I recently realised that I enjoy writing about current events.
One of my most read posts is about Instagram guides, I think I published it a day after guides became available to everyone, it was a hot topic.
If I’d written the post a few days or even weeks later it would have no longer been relevant. Of course the post can be read at any time but it was written for a particular moment in time.
Yesterday, I published a post about Clubhouse. I first drafted the post over 2 months ago and at the time it was over 1500 words, significantly longer than what I would usually post. For various it took a while to make time to edit the post to something I was happy to share.
But, what I noticed was that each time I went through the post, things had changed. Things like the number of users and the other apps that had added an audio feature. I regret not publishing the post sooner as with any hot topic, sooner is always better than later.
I think it’s fair to say that Clubhouse is still very relevant and will continue to be for the months to come. However, the post I published yesterday is very much of the time. That’s the issue you face when writing about hot topics, they don’t always last.

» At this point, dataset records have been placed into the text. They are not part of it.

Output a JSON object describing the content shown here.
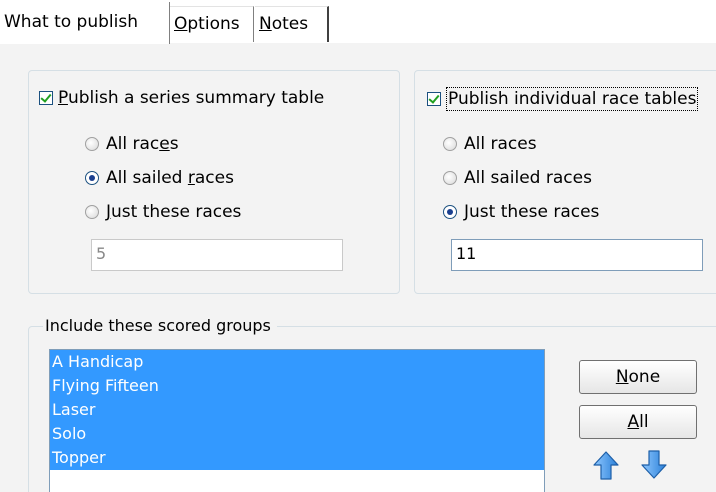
{
  "tabs": [
    {
      "label_pre": "What to publish",
      "label_u": "",
      "label_post": ""
    },
    {
      "label_pre": "",
      "label_u": "O",
      "label_post": "ptions"
    },
    {
      "label_pre": "",
      "label_u": "N",
      "label_post": "otes"
    }
  ],
  "summary_panel": {
    "checkbox_u": "P",
    "checkbox_rest": "ublish a series summary table",
    "checked": true,
    "options": [
      {
        "pre": "All rac",
        "u": "e",
        "post": "s"
      },
      {
        "pre": "All sailed ",
        "u": "r",
        "post": "aces"
      },
      {
        "pre": "",
        "u": "J",
        "post": "ust these races"
      }
    ],
    "selected_index": 1,
    "races_value": "5"
  },
  "race_panel": {
    "checkbox_label": "Publish individual race tables",
    "checked": true,
    "options": [
      {
        "label": "All races"
      },
      {
        "label": "All sailed races"
      },
      {
        "label": "Just these races"
      }
    ],
    "selected_index": 2,
    "races_value": "11"
  },
  "groups_panel": {
    "title": "Include these scored groups",
    "items": [
      "A Handicap",
      "Flying Fifteen",
      "Laser",
      "Solo",
      "Topper"
    ],
    "none_button": {
      "u": "N",
      "rest": "one"
    },
    "all_button": {
      "u": "A",
      "rest": "ll"
    },
    "move_up_icon": "up-arrow-icon",
    "move_down_icon": "down-arrow-icon"
  },
  "colors": {
    "selection": "#3399ff",
    "panel_background": "#f3f3f3",
    "arrow": "#3a8ee6"
  }
}
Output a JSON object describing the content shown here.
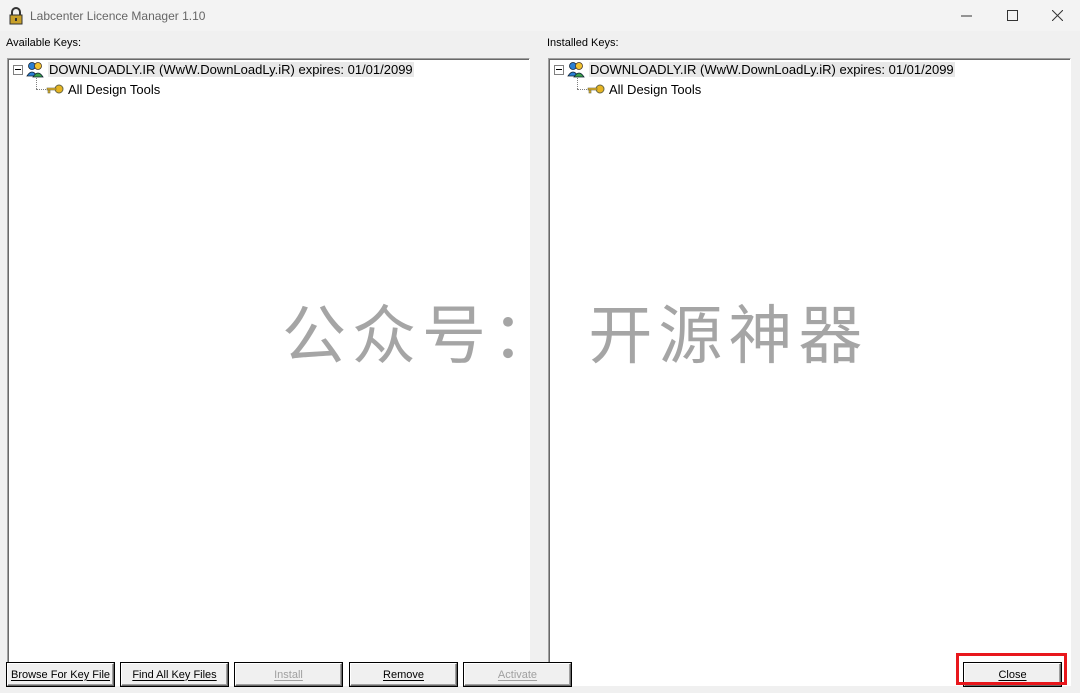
{
  "window": {
    "title": "Labcenter Licence Manager 1.10",
    "icon": "padlock-icon"
  },
  "available": {
    "label": "Available Keys:",
    "tree": {
      "root": "DOWNLOADLY.IR (WwW.DownLoadLy.iR) expires: 01/01/2099",
      "child": "All Design Tools"
    }
  },
  "installed": {
    "label": "Installed Keys:",
    "tree": {
      "root": "DOWNLOADLY.IR (WwW.DownLoadLy.iR) expires: 01/01/2099",
      "child": "All Design Tools"
    }
  },
  "buttons": {
    "browse": "Browse For Key File",
    "find": "Find All Key Files",
    "install": "Install",
    "remove": "Remove",
    "activate": "Activate",
    "close": "Close"
  },
  "watermark": "公众号： 开源神器",
  "colors": {
    "highlight": "#e8171c",
    "disabled_text": "#a0a0a0"
  }
}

In contrast, the posts I’ve written that focus more around life lessons, career and self-help are what I would consider evergreen. They will be just as relevant today as they will be 12 months from now.